## SUPPLIED DATA
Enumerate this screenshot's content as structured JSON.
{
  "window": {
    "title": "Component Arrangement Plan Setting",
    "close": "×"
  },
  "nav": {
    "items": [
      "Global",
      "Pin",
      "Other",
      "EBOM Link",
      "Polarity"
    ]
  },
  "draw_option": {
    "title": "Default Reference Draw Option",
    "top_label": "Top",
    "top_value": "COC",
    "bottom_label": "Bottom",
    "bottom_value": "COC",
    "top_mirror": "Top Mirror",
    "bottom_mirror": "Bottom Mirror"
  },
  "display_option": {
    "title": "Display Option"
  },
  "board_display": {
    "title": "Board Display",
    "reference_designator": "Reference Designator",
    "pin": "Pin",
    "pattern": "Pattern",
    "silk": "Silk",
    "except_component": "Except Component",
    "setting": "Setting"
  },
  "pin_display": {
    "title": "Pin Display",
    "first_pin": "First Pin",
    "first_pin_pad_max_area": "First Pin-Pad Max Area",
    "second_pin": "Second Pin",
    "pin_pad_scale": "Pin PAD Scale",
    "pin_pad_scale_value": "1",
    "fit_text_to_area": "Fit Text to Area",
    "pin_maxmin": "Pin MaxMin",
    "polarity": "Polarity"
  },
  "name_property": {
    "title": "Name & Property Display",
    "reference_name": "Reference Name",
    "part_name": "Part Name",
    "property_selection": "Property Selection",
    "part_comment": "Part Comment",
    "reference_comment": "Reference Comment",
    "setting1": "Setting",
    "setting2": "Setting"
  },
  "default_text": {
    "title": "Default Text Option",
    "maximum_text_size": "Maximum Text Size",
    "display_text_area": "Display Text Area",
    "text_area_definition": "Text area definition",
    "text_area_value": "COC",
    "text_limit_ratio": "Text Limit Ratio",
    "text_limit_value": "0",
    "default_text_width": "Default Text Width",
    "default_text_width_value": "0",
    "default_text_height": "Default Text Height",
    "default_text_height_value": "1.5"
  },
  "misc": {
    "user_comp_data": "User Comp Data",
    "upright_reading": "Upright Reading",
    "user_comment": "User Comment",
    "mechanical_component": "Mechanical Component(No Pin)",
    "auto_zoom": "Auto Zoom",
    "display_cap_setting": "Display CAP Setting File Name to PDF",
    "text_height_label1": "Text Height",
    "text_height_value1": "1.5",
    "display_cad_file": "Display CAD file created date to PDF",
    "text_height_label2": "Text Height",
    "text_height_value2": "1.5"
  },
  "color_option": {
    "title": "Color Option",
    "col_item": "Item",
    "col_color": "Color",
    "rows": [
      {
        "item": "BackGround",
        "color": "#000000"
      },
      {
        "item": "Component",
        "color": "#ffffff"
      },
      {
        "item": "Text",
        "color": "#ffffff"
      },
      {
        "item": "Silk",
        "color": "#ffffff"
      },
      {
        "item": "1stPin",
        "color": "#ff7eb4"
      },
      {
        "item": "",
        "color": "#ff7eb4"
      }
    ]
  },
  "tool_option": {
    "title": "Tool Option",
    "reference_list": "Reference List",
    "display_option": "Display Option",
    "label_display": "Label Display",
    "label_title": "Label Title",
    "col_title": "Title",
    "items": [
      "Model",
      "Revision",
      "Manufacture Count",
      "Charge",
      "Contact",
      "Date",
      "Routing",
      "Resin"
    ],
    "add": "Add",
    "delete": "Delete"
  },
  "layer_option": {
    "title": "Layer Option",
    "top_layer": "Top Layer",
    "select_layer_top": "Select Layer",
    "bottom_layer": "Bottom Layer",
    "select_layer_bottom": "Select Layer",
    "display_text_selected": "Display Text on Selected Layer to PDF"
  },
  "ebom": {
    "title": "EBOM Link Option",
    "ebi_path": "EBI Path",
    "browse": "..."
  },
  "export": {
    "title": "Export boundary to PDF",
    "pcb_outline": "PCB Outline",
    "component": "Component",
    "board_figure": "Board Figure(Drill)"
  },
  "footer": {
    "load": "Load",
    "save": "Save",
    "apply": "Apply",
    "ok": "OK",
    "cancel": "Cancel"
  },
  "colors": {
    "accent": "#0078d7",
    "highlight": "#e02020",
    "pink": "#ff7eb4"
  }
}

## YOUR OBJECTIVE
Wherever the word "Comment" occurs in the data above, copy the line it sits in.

## EXERCISE SOLUTION
    "part_comment": "Part Comment",
    "reference_comment": "Reference Comment",
    "user_comment": "User Comment",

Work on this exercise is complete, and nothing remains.